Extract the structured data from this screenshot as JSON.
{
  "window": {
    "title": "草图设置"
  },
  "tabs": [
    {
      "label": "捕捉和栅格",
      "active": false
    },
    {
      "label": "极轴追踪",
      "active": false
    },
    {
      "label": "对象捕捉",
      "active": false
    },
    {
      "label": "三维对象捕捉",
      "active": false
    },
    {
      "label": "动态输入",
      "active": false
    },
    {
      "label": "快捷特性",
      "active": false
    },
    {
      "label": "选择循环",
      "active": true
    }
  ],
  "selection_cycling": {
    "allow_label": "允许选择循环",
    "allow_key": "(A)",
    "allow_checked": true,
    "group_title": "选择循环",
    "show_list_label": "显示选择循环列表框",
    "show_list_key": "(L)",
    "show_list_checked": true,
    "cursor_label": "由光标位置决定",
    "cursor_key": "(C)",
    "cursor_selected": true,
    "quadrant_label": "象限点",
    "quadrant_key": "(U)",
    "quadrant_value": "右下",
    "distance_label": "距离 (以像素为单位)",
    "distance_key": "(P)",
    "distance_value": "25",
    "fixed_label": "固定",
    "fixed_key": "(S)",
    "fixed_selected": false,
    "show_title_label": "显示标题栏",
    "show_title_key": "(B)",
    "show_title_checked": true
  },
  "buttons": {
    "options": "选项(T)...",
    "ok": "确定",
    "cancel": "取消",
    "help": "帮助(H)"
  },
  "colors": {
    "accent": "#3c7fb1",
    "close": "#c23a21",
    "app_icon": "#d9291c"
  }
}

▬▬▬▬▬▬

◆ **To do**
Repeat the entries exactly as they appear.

◆ **Answer box**
Extract the structured data from this screenshot as JSON.
{
  "window": {
    "title": "草图设置"
  },
  "tabs": [
    {
      "label": "捕捉和栅格",
      "active": false
    },
    {
      "label": "极轴追踪",
      "active": false
    },
    {
      "label": "对象捕捉",
      "active": false
    },
    {
      "label": "三维对象捕捉",
      "active": false
    },
    {
      "label": "动态输入",
      "active": false
    },
    {
      "label": "快捷特性",
      "active": false
    },
    {
      "label": "选择循环",
      "active": true
    }
  ],
  "selection_cycling": {
    "allow_label": "允许选择循环",
    "allow_key": "(A)",
    "allow_checked": true,
    "group_title": "选择循环",
    "show_list_label": "显示选择循环列表框",
    "show_list_key": "(L)",
    "show_list_checked": true,
    "cursor_label": "由光标位置决定",
    "cursor_key": "(C)",
    "cursor_selected": true,
    "quadrant_label": "象限点",
    "quadrant_key": "(U)",
    "quadrant_value": "右下",
    "distance_label": "距离 (以像素为单位)",
    "distance_key": "(P)",
    "distance_value": "25",
    "fixed_label": "固定",
    "fixed_key": "(S)",
    "fixed_selected": false,
    "show_title_label": "显示标题栏",
    "show_title_key": "(B)",
    "show_title_checked": true
  },
  "buttons": {
    "options": "选项(T)...",
    "ok": "确定",
    "cancel": "取消",
    "help": "帮助(H)"
  },
  "colors": {
    "accent": "#3c7fb1",
    "close": "#c23a21",
    "app_icon": "#d9291c"
  }
}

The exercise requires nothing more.